Readers may recall that last year I wrote in this space about the great commotion caused in Dublin by the largest planning application ever lodged in the Irish republic. This sought permission to redevelop the derelict dockyard and railway lands at Spencer Dock, a 20ha site on the north bank of the Liffey some 2km west of the city centre and about the same distance from the Georgian Mile.
There were then (and still are), several singular aspects to this project.
First, the development proposal was unusual. In return for an unprecedented TEN year planning permission the promoters proposed not only to spend £1.2 billion putting up 26 buildings containing 600,000m2 of office, residential, hotel, and retail accommodation (plus 7,000 parking places), but to throw in the cost of building and operating the new Irish National Convention Centre on the site.
Second, the commission to masterplan the whole development, design the convention centre and the 25 other buildings was to go, not to a cosy gaggle of architects in the usual way, but to one only - the aged, expatriate, Pritzker Prize-winning Irish-American Kevin Roche.
Third, the response of the planning authority, Dublin City Council, to this unusual proposition, was to demand a truly massive amount of additional information from the applicants, then to grant a FIVE year, detailed planning permission for thefirst phase of the project - the Convention Centre, one hotel, one office building and one apartment block only - while insisting on detailed planning applications for the remainder. And finally - having received notice of appeal against this decision - to commission a six-month study of high buildings in Dublin.
The developers, the Spencer Dock Consortium and the Dublin transport authority, were mortified by these judgments of Solomon. Clearly the three permitted buildings could not carry the cost of the loss-leading convention centre and, equally clearly, the requirement for separate detailed planning applications for 22 more buildings would not, as the saying goes, be bankable. Having already spent £11 million on the project the consortium felt that an appeal was the only option.
The oral hearing before the Irish Planning Board, which ended last week, was held in a windowless conference room in the bowels of the Gresham Hotel, decor circa 1955. On a dais the inspector was flanked by two assistants, one of whom confined himself to traffic issues and was mostly silent, and the other who permitted himself occasional acid interventions.
The first two weeks of the hearing consisted of human wave attacks from conservationists, planners and local residents on every aspect of Roche's project, from its motivation - 'Greed' was the favourite explanation - to its excessive height (94m, scarcely the stuff of world records), right down to the alleged obsolescence of the convention centre because it did not have glass walls. This was followed by two weeks of stubborn defence by the consortium - including a 90-minute presentation by 78 year- old Kevin Roche, followed by five hours of cross-examination, in the manner of a police interrogation, from which he emerged bloody but unbowed.
The upshot of the appeal will not be known until July, but the process thus far has not been edifying.
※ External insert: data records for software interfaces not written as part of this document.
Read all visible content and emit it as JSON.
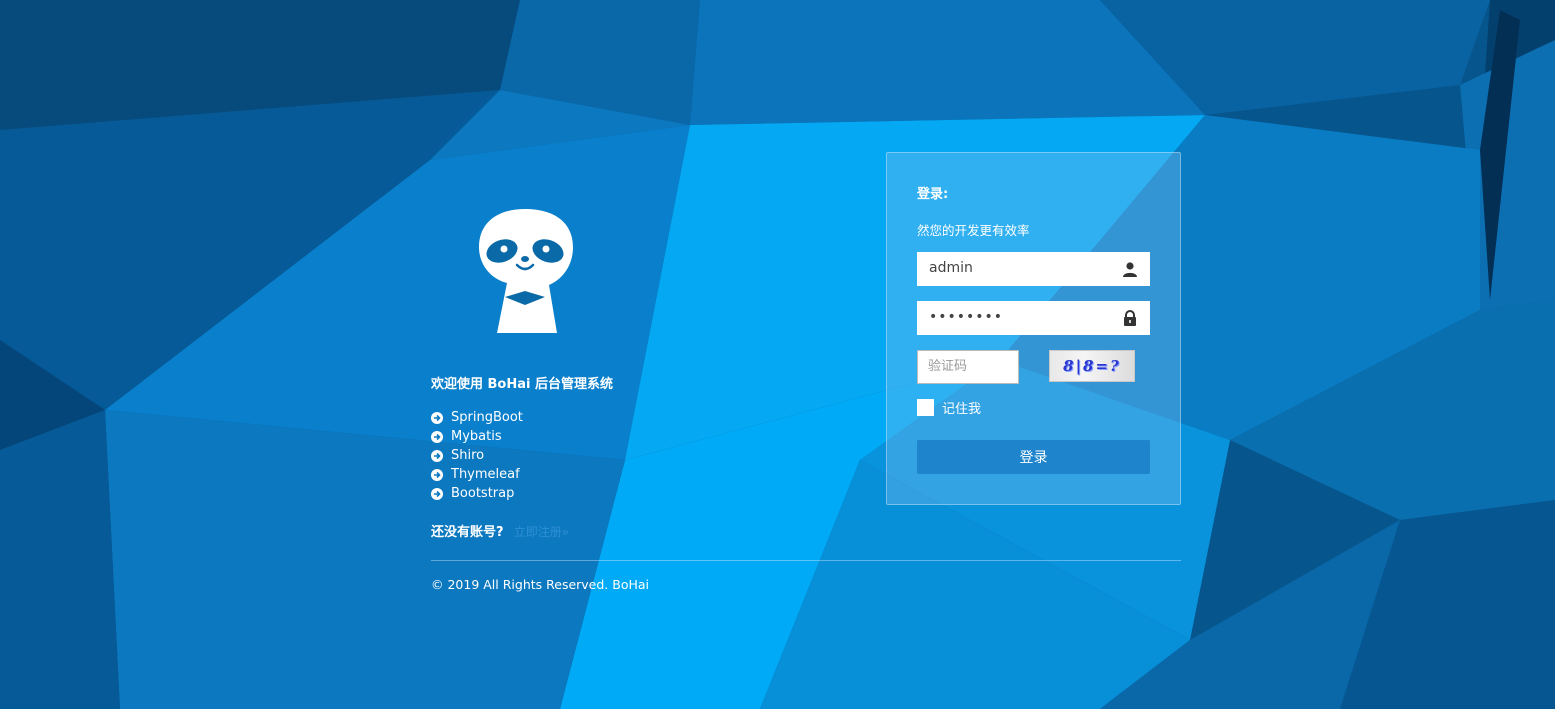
{
  "welcome_title": "欢迎使用 BoHai 后台管理系统",
  "features": [
    "SpringBoot",
    "Mybatis",
    "Shiro",
    "Thymeleaf",
    "Bootstrap"
  ],
  "signup": {
    "question": "还没有账号?",
    "link_label": "立即注册»"
  },
  "footer": "© 2019 All Rights Reserved. BoHai",
  "login": {
    "title": "登录:",
    "subtitle": "然您的开发更有效率",
    "username_value": "admin",
    "password_value": "••••••••",
    "captcha_placeholder": "验证码",
    "captcha_text": "8|8=?",
    "remember_label": "记住我",
    "submit_label": "登录"
  },
  "icons": {
    "feature_bullet": "circle-arrow-right-icon",
    "username": "user-icon",
    "password": "lock-icon",
    "mascot": "panda-mascot-logo"
  },
  "colors": {
    "primary_button": "#1e84cc",
    "link": "#2f8fd3",
    "background_base": "#0a5f9a",
    "background_light": "#00a8f5"
  }
}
As an American participant cautiously observed: 'You know, I think it's better the American way, when public participation takes place at the time the parameters for development are being drawn up, rather than having them emerge from a knock-down, drag- out fight that upsets a lot of people.'
But not everyone. Having the appeal decided before the height limits recommendations are submitted - which is what will happen - has upset a different lot of people, thus evening things out